=== Section Start ===

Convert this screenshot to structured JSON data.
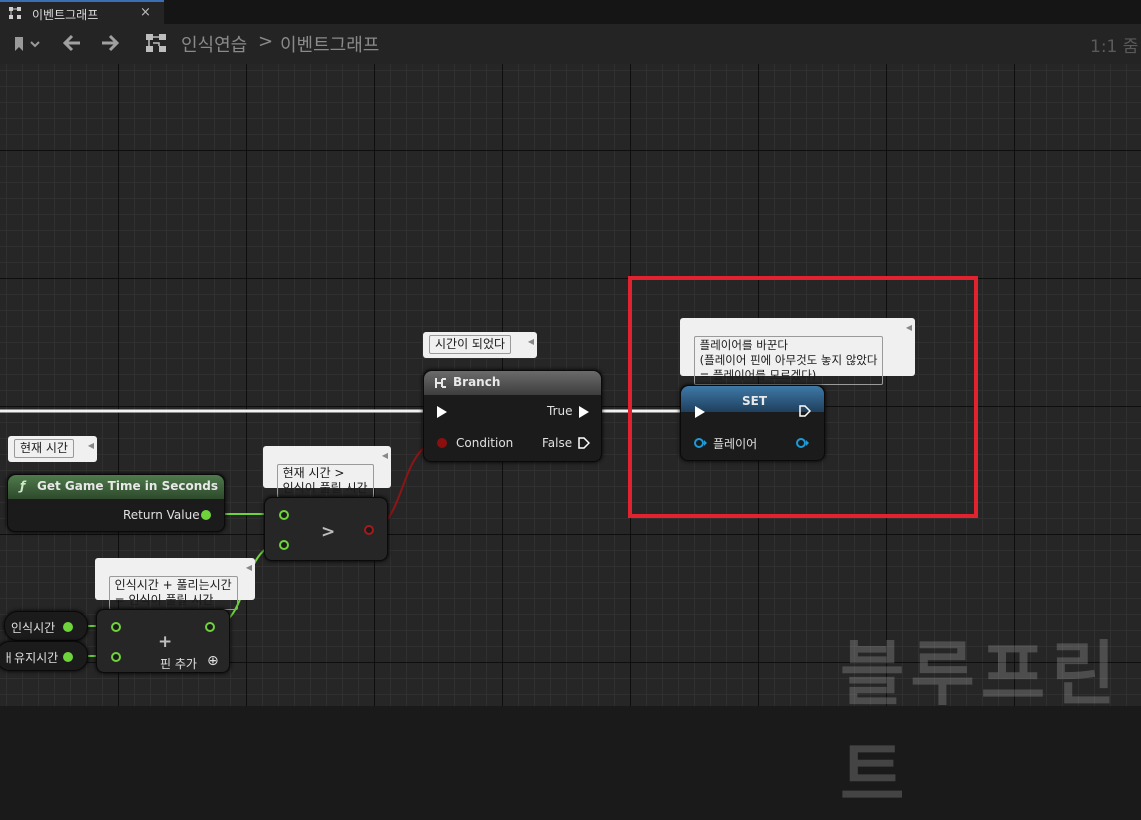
{
  "tab": {
    "title": "이벤트그래프",
    "close": "×"
  },
  "toolbar": {
    "breadcrumb_root": "인식연습",
    "breadcrumb_sep": ">",
    "breadcrumb_current": "이벤트그래프",
    "zoom": "1:1 줌"
  },
  "comments": {
    "time_up": "시간이 되었다",
    "current_time": "현재 시간",
    "compare": "현재 시간 >\n인식이 풀릴 시간",
    "add": "인식시간 + 풀리는시간\n= 인식이 풀릴 시간",
    "set": "플레이어를 바꾼다\n(플레이어 핀에 아무것도 놓지 않았다\n= 플레이어를 모르겠다)"
  },
  "nodes": {
    "branch": {
      "title": "Branch",
      "condition": "Condition",
      "true_label": "True",
      "false_label": "False"
    },
    "game_time": {
      "title": "Get Game Time in Seconds",
      "return_value": "Return Value"
    },
    "compare": {
      "op": ">"
    },
    "add": {
      "op": "+",
      "add_pin": "핀 추가"
    },
    "set": {
      "title": "SET",
      "player": "플레이어"
    },
    "var1": {
      "label": "인식시간"
    },
    "var2": {
      "label": "ㅐ유지시간"
    }
  },
  "watermark": "블루프린트",
  "colors": {
    "exec": "#ffffff",
    "float": "#6fd33b",
    "bool": "#8c0f0f",
    "object": "#1e9ad6",
    "highlight": "#e0232e",
    "set_header": "#2f5d84",
    "func_header": "#2f4e2f"
  }
}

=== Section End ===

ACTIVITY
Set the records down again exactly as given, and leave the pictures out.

COMPLETED TASK
Convert this screenshot to structured JSON data.
{
  "tab": {
    "title": "이벤트그래프",
    "close": "×"
  },
  "toolbar": {
    "breadcrumb_root": "인식연습",
    "breadcrumb_sep": ">",
    "breadcrumb_current": "이벤트그래프",
    "zoom": "1:1 줌"
  },
  "comments": {
    "time_up": "시간이 되었다",
    "current_time": "현재 시간",
    "compare": "현재 시간 >\n인식이 풀릴 시간",
    "add": "인식시간 + 풀리는시간\n= 인식이 풀릴 시간",
    "set": "플레이어를 바꾼다\n(플레이어 핀에 아무것도 놓지 않았다\n= 플레이어를 모르겠다)"
  },
  "nodes": {
    "branch": {
      "title": "Branch",
      "condition": "Condition",
      "true_label": "True",
      "false_label": "False"
    },
    "game_time": {
      "title": "Get Game Time in Seconds",
      "return_value": "Return Value"
    },
    "compare": {
      "op": ">"
    },
    "add": {
      "op": "+",
      "add_pin": "핀 추가"
    },
    "set": {
      "title": "SET",
      "player": "플레이어"
    },
    "var1": {
      "label": "인식시간"
    },
    "var2": {
      "label": "ㅐ유지시간"
    }
  },
  "watermark": "블루프린트",
  "colors": {
    "exec": "#ffffff",
    "float": "#6fd33b",
    "bool": "#8c0f0f",
    "object": "#1e9ad6",
    "highlight": "#e0232e",
    "set_header": "#2f5d84",
    "func_header": "#2f4e2f"
  }
}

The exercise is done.